It is so effortless to Tweet baby’s first burp in 140 character snippets.
Blogs, the prose of common interest so dear to expressive and opinionated hearts, have been maimed by social networking, forgotten like a babbling great aunt at a family reunion. This begs the question: Is blogging dead?
Rushed and Squeezed
Frustrated bloggers and their fading blogs have caved in to glib social networks, feeling that the competition from the professional blog rate in the Technorati 100 is too fierce. The synchronization of energy and time used to create digestible, creative online content seems lost on superficial audiences who suffer willingly and culturally from short attention spans. The world has become a place where what song you’re hearing right this moment has undone the thoughtful review of the music of life itself, a one-liner world of instant gratification that’s enough to trip the trigger of eternal writer’s blog block.

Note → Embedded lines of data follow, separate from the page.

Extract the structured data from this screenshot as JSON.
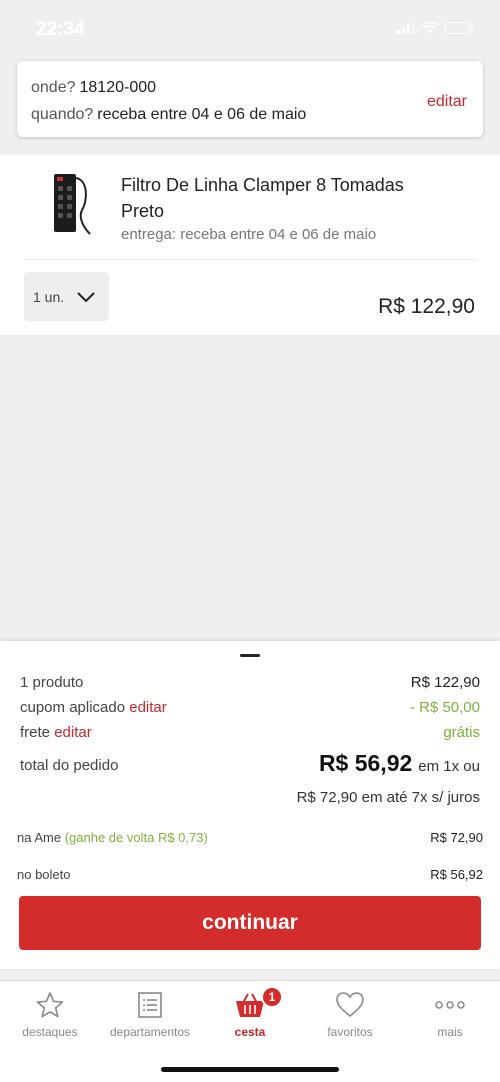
{
  "status_bar": {
    "time": "22:34"
  },
  "delivery": {
    "where_label": "onde?",
    "where_value": "18120-000",
    "when_label": "quando?",
    "when_value": "receba entre 04 e 06 de maio",
    "edit_label": "editar"
  },
  "product": {
    "title": "Filtro De Linha Clamper 8 Tomadas Preto",
    "delivery": "entrega: receba entre 04 e 06 de maio",
    "quantity": "1 un.",
    "price": "R$ 122,90"
  },
  "summary": {
    "products_label": "1 produto",
    "products_value": "R$ 122,90",
    "coupon_label": "cupom aplicado",
    "coupon_edit": "editar",
    "coupon_value": "- R$ 50,00",
    "shipping_label": "frete",
    "shipping_edit": "editar",
    "shipping_value": "grátis",
    "total_label": "total do pedido",
    "total_value": "R$ 56,92",
    "total_suffix": "em 1x ou",
    "installment": "R$ 72,90 em até 7x s/ juros",
    "ame_label": "na Ame",
    "ame_cashback": "(ganhe de volta R$ 0,73)",
    "ame_value": "R$ 72,90",
    "boleto_label": "no boleto",
    "boleto_value": "R$ 56,92",
    "continue_label": "continuar"
  },
  "tabs": [
    {
      "label": "destaques",
      "icon": "star-icon"
    },
    {
      "label": "departamentos",
      "icon": "list-icon"
    },
    {
      "label": "cesta",
      "icon": "basket-icon",
      "active": true,
      "badge": "1"
    },
    {
      "label": "favoritos",
      "icon": "heart-icon"
    },
    {
      "label": "mais",
      "icon": "more-icon"
    }
  ],
  "colors": {
    "brand_red": "#d42b2b",
    "link_red": "#c9282d",
    "green": "#7bb33a",
    "background": "#efefef"
  }
}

The Business End of Blogging
In the wake of Mini-Me social networking, a fading blog is one that is under-promoted. The serious blogger is compelled to monitor forums, discussions, reader responses and multiple social networks to get the word out, crushing the word that is the real content of the blog itself. Blog readership demands that the blogger stays current with inboxes and comments, threatening blog banishment as leverage. Keeping the reader’s happy means bloggers must address the audience, touch base with related bloggers and hyperactively network. Fading blogs and dead blogs come when a blogger is suffocated by optimizing, web design, link building, and blog promotion.
Keeping Up with the Info “Joneses”
Instant information is fast but it isn’t osmotic. For a blogger to be timely, it’s necessary to read as much as possible as often as possible. Blog preparation requires the ingredients of talent, skill, and information. The first is hopefully natural, the second is learned with practice and the third is time devouring. Understanding a blog topic makes this second’s knowledge more than a necessity. It’s an absolute compulsion. Time is eaten up by research, scanning sites, videos, audio, reading books and gathering data on and offline for the blog and about blogging. It is as much preparation as is required for a fine meal with the same goals–palatability and multiple helpings.
Learning and Forgetting
Bloggers sift through masses of data, learning and tweaking blog content from eruptions of overwhelming sources of knowledge in order to funnel the results into a tasty, coherent form. The process is so time driven that bloggers often sacrifice recording the blog prep experience. They forget what they know because they don’t preserve what they learn. The virtual clock in the bottom right-hand corner of the computer is driving the deadline. Time management becomes a fragmented trap of duties and any hopes of conserving solid learning are lost in the desire to get the blog posted and published for an anxious readership. What goes in the blogger’s brain must come out well-written, condensed, edited, re-edited and, most of all, on time. The beat of the clock allows few if any, moments of a log, note or record what is learned and, any innovation, as a result, is undercut by deadlines obligating bloggers to rush to post.
Blogging Laughs at the Face of Death
Is this the death of blogging? Hardly. Many bloggers, churning under the squeeze of time, have put aside or forgotten the reason they ever tapped out a first blog: uninhibited self-expression. Blogs serve as niche content and that content has value across the board. It is worthy and satisfying work to the blogger and a viable, familiar community for his interest-sharing readership. The news and information market that is the internet, operating since day one on the merits of great online content, needs blogs more than ever. Not fading blogs, but blogs that shine from passion.